Next for Anderson: a 'coalition for new ideas' aimed at 1984?
John Anderson is not about to fade quietly from the American political scene. The veteran Illinois congressman has made this clear and in the process left the door to a possible second run for president four years hence more than ajar.
Despite his distant third-place finish in the Nov. 4 election, Mr. Anderson appears no less convinced that a large and growing number of citizens are thirsting for new approaches to the nation's challenges.
While disappointed that the independent candidate polled but 7 percent of the nation's popular vote, his campaign activists generally view their efforts as worthwhile.
Some, like John S. ames, who quarterbacked the Anderson push in Massachusetts , anticipate that the continued public role pledged by their candidate in his concession speech will involve considerably more than simply speaking out on various matters of national concern.
Already being discussed within Anderson ranks is the possible formation of some sort of "coalition for new ideas for responsive, far-sighted government."
Such a civic organization, or even third political party, would, it is felt, help keep Anderson supporters together while at the same time providing a possible springboard for a renewed presidential try in 1984.
If, as he has indicated, Anderson is to remain a strong voice on the national political scene, he needs not only to hold together as much of his support team as possible but also to expand his backing.
Although he did not fare as well as most recent voter opinion polls indicated he might, his share of the popular vote assures him of needed matching federal campaign funding, which will wipe out a more than $5 million deficit.
He had received less than 5 percent of the vote he would not have qualified for this assistance.
Anderson aides are convinced that his support was weakened considerably by the label of "political spoiler" placed on his candidacy by Democratic foes, who maintained that a vote for him would be "a vote for Ronald Reagan" or, at the least, wasted vote.
Most, if not all, pre-election voter preference samplings indicated that many citizens who planned to vote for either President Carter or Mr. Reagan actually favored the Illinois congressman but felt he stood no chance of winning.
Noting this, Anderson loyalists maintain that his appeal to the electorate is substantially greater than was recorded in the election.
The strongest Anderson ballot showing both now and last winter in the Republican preference primaries was here in New England.
In Massachusetts and Vermont he polled 15 percent of the popular vote, his highest proportion of support. And he scored 14 percent in Rhode Island, 13 percent in New Hampshire, and 12 percent in Connecticut. The weakest Anderson showing in New England was 10 percent in Maine.
These states were among 20 where his proportion of the popular vote was greater than his 7 percent overall level.
Colorado, Hawaii, and Washington State gave him 11 percent of their popular votes.
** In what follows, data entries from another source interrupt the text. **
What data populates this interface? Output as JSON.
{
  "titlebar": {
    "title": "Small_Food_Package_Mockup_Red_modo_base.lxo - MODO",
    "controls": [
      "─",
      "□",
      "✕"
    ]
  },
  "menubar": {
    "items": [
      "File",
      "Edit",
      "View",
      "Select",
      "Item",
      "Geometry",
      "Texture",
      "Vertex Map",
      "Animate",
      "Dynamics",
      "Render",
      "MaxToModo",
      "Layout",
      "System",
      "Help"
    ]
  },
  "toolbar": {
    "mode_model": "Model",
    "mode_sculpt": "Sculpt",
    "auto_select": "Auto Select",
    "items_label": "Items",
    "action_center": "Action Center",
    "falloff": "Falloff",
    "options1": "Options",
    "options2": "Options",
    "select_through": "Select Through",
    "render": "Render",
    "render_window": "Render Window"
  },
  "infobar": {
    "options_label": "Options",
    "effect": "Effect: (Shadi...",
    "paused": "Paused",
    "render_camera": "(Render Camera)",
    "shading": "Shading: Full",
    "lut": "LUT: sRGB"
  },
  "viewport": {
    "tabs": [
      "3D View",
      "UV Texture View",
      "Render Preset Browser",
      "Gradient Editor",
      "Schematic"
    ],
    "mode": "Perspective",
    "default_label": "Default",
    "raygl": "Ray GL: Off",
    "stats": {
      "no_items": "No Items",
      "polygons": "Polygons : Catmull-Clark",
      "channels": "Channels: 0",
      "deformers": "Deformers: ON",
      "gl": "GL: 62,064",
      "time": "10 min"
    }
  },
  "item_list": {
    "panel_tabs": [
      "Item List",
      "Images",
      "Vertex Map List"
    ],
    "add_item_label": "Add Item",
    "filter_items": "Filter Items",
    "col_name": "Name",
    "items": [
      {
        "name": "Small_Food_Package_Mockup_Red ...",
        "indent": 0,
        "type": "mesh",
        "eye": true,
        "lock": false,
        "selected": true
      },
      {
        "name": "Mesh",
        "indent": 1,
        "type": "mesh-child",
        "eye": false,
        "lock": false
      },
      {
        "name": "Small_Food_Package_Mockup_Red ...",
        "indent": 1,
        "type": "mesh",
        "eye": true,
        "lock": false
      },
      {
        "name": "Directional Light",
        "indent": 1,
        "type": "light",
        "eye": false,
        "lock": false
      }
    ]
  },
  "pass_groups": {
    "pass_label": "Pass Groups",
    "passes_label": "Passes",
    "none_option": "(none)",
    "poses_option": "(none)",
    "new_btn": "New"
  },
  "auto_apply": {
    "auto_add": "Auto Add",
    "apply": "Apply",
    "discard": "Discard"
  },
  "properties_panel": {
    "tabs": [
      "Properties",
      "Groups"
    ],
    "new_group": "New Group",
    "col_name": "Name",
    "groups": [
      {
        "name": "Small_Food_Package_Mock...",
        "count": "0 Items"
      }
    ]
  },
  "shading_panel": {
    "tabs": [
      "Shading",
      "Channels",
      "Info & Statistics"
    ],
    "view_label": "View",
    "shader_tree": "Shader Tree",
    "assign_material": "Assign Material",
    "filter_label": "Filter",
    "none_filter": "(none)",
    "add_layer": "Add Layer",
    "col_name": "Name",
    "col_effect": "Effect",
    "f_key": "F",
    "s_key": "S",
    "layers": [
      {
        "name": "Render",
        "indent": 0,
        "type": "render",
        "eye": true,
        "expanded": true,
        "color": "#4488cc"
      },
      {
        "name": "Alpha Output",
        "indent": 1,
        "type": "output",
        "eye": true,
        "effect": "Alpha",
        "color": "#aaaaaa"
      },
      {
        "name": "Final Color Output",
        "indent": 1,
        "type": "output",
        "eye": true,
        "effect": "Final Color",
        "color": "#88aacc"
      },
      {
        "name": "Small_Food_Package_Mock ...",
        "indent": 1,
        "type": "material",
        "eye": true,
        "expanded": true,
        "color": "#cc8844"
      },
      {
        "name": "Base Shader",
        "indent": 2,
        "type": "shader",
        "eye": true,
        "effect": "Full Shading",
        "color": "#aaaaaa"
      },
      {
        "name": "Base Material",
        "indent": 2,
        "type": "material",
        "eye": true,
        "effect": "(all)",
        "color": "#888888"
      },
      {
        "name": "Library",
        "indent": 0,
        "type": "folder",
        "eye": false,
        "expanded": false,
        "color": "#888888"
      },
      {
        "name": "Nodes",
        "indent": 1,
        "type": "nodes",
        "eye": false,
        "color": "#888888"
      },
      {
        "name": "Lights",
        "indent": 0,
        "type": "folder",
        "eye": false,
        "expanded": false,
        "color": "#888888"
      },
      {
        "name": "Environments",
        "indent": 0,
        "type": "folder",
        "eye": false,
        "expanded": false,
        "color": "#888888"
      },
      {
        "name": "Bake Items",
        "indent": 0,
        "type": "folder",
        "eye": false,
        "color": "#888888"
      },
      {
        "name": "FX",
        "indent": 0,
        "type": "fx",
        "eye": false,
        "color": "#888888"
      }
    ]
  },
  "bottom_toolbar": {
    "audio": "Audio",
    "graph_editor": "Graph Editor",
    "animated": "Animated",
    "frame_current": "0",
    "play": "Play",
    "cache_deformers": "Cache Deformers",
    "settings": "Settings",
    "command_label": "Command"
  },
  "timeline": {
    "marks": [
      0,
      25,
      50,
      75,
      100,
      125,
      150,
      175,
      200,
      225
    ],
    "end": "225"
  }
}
Others were: Oregon 10 percent; Arizona, the District of columbia, and Iowa 9 percent each; and California, Illinois, Maryland, Minnesota, Montana, New Jersey, and North Dakota 8 percent each.
One of Anderson's weakest showings was in Carter's native Georgia, where he garnered but 2 percent of the votes cast.
Wisconsin, the home base of his running mate, Patrick Lucey, gave the independent only 7 percent.
In New York, one of the states where his appeal to liberal voters was expected to be a major asset, he also received only 7 percent of the popular vote.